The first option when an investor is looking to sell a property is a 1031 exchange. This allows a taxpayer to defer paying capital gains taxes and recapture taxes by rolling them into a new property. 1031 exchanges are a great wealth-building strategy, but there are some very strict rules that need to be followed. The one rule that needs to be emphasize here is that within 45 days from the sale of your old property, you MUST identify up to three properties that you would plan to buy. Furthermore, you MUST settle on one of those three properties within 180 days from when your original property sold. 45 days and 180 days sounds like plenty of time, but I assure you they are not. With minimal inventory, high prices, and low cap rates, a 1031 exchange is just too risky for many people today.
The second option is to offer seller financing on the property. This allows a seller to spread their gain over multiple years, while commanding absolute top dollar for their property. No appraisal is needed, so buyer and seller could come up with very creative terms to strike a deal. Raise the price $50,000 and offer financing at 0%? No problem. Take title to the buyer’s hunting cabin in lieu of a down payment. Sure, why not? Opportunities abound for sellers who don’t need a lump sum of cash at the sale of their property. This strategy works best on a property with no mortgage or with a small mortgage that can be paid off with the down payment from the buyer, otherwise, you risk running afoul of the bank’s Due On Sale clause.

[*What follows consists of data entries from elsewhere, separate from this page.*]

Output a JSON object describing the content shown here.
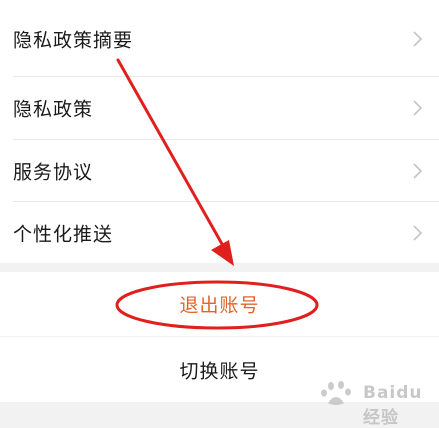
{
  "menu": {
    "items": [
      {
        "label": "隐私政策摘要",
        "icon": "chevron-right-icon"
      },
      {
        "label": "隐私政策",
        "icon": "chevron-right-icon"
      },
      {
        "label": "服务协议",
        "icon": "chevron-right-icon"
      },
      {
        "label": "个性化推送",
        "icon": "chevron-right-icon"
      }
    ]
  },
  "actions": {
    "logout_label": "退出账号",
    "switch_label": "切换账号"
  },
  "annotation": {
    "color": "#e0201f"
  },
  "colors": {
    "logout_text": "#e1642c",
    "background": "#f2f2f2"
  },
  "watermark": {
    "text": "Baidu经验"
  }
}
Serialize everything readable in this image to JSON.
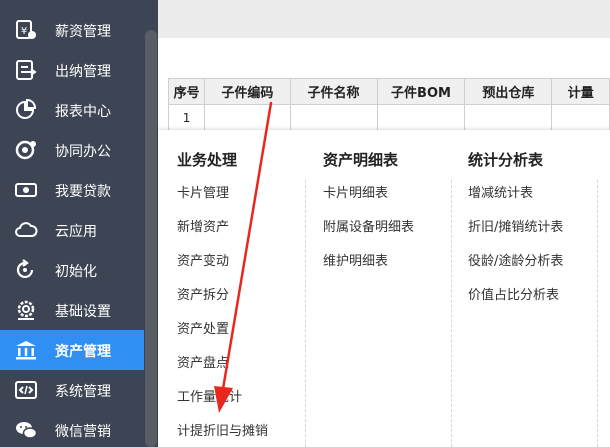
{
  "sidebar": {
    "items": [
      {
        "label": "薪资管理",
        "icon": "payroll-icon"
      },
      {
        "label": "出纳管理",
        "icon": "cashier-icon"
      },
      {
        "label": "报表中心",
        "icon": "pie-chart-icon"
      },
      {
        "label": "协同办公",
        "icon": "collaboration-icon"
      },
      {
        "label": "我要贷款",
        "icon": "money-icon"
      },
      {
        "label": "云应用",
        "icon": "cloud-icon"
      },
      {
        "label": "初始化",
        "icon": "refresh-icon"
      },
      {
        "label": "基础设置",
        "icon": "settings-icon"
      },
      {
        "label": "资产管理",
        "icon": "bank-icon",
        "active": true
      },
      {
        "label": "系统管理",
        "icon": "code-icon"
      },
      {
        "label": "微信营销",
        "icon": "wechat-icon"
      }
    ]
  },
  "table": {
    "headers": [
      "序号",
      "子件编码",
      "子件名称",
      "子件BOM",
      "预出仓库",
      "计量"
    ],
    "rows": [
      [
        "1",
        "",
        "",
        "",
        "",
        ""
      ]
    ]
  },
  "menu": {
    "columns": [
      {
        "title": "业务处理",
        "items": [
          "卡片管理",
          "新增资产",
          "资产变动",
          "资产拆分",
          "资产处置",
          "资产盘点",
          "工作量统计",
          "计提折旧与摊销"
        ]
      },
      {
        "title": "资产明细表",
        "items": [
          "卡片明细表",
          "附属设备明细表",
          "维护明细表"
        ]
      },
      {
        "title": "统计分析表",
        "items": [
          "增减统计表",
          "折旧/摊销统计表",
          "役龄/途龄分析表",
          "价值占比分析表"
        ]
      }
    ]
  },
  "colors": {
    "sidebar_bg": "#3d4554",
    "active_bg": "#2f8ff2",
    "arrow": "#e8281e"
  }
}
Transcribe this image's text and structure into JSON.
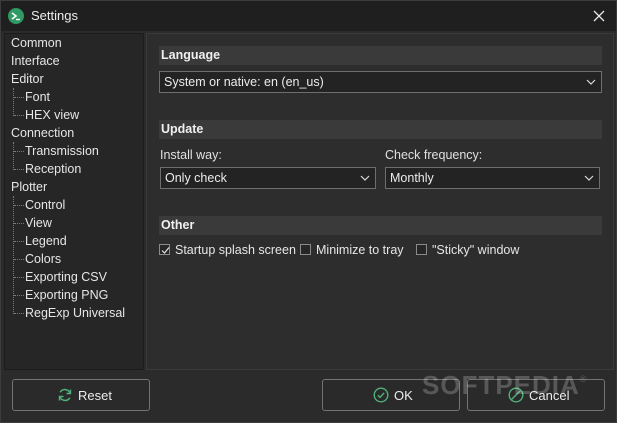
{
  "window": {
    "title": "Settings"
  },
  "sidebar": {
    "items": [
      {
        "label": "Common",
        "level": 0
      },
      {
        "label": "Interface",
        "level": 0
      },
      {
        "label": "Editor",
        "level": 0
      },
      {
        "label": "Font",
        "level": 1
      },
      {
        "label": "HEX view",
        "level": 1
      },
      {
        "label": "Connection",
        "level": 0
      },
      {
        "label": "Transmission",
        "level": 1
      },
      {
        "label": "Reception",
        "level": 1
      },
      {
        "label": "Plotter",
        "level": 0
      },
      {
        "label": "Control",
        "level": 1
      },
      {
        "label": "View",
        "level": 1
      },
      {
        "label": "Legend",
        "level": 1
      },
      {
        "label": "Colors",
        "level": 1
      },
      {
        "label": "Exporting CSV",
        "level": 1
      },
      {
        "label": "Exporting PNG",
        "level": 1
      },
      {
        "label": "RegExp Universal",
        "level": 1
      }
    ]
  },
  "language": {
    "header": "Language",
    "value": "System or native: en (en_us)"
  },
  "update": {
    "header": "Update",
    "install_label": "Install way:",
    "install_value": "Only check",
    "frequency_label": "Check frequency:",
    "frequency_value": "Monthly"
  },
  "other": {
    "header": "Other",
    "options": [
      {
        "label": "Startup splash screen",
        "checked": true
      },
      {
        "label": "Minimize to tray",
        "checked": false
      },
      {
        "label": "\"Sticky\" window",
        "checked": false
      }
    ]
  },
  "buttons": {
    "reset": "Reset",
    "ok": "OK",
    "cancel": "Cancel"
  },
  "watermark": {
    "text": "SOFTPEDIA",
    "mark": "®"
  },
  "colors": {
    "accent": "#2f9a63",
    "background": "#2b2b2b",
    "titlebar": "#1f1f1f"
  },
  "icons": {
    "app": "terminal-icon",
    "close": "close-icon",
    "reset": "refresh-icon",
    "ok": "check-circle-icon",
    "cancel": "cancel-circle-icon"
  }
}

But what if you want to hold onto the property for a while longer? Maybe you have a great long-term tenant in place or the property is a cash cow. There are several options to take advantage of the current economic state we’re in. If you have a commercial mortgage that has a fixed rate for three or five years, many times the lender will allow you to relock at today’s rate for only a few hundred dollars. From the lower interest rate, your breakeven point would likely be less than a year.
If you have a residential mortgage or are looking to get some cash out of the property, a refinance will be your best option. Closing costs will likely be several thousand dollars, which means a longer breakeven period. If you stay with your current lender, the costs might be less if you can simply modify the loan to update the interest rate. The lender has all your paperwork, so the processing will be significantly less. Be aware that if you do a cash-out refi on a rental property, you will have to adhere to the IRS tracing rules. This means that even though the cash you received is secured by the property, it is not deductible against the property. Instead, you must track where the cash is being used to determine how it can be deducted. Cash used to start a new business? It’s deducted against the business. Used to purchase more real estate? It’s deducted against the new real estate. Used to pay off personal debt or take the family to Hawaii? Sorry, not deductible because it’s used for personal expenses.
With any of the above strategies, speak to your CPA before moving forward to make sure it is the best option for you. It will be much easier for an account to guide you before you do something than to try to fix a mistake that has already been done.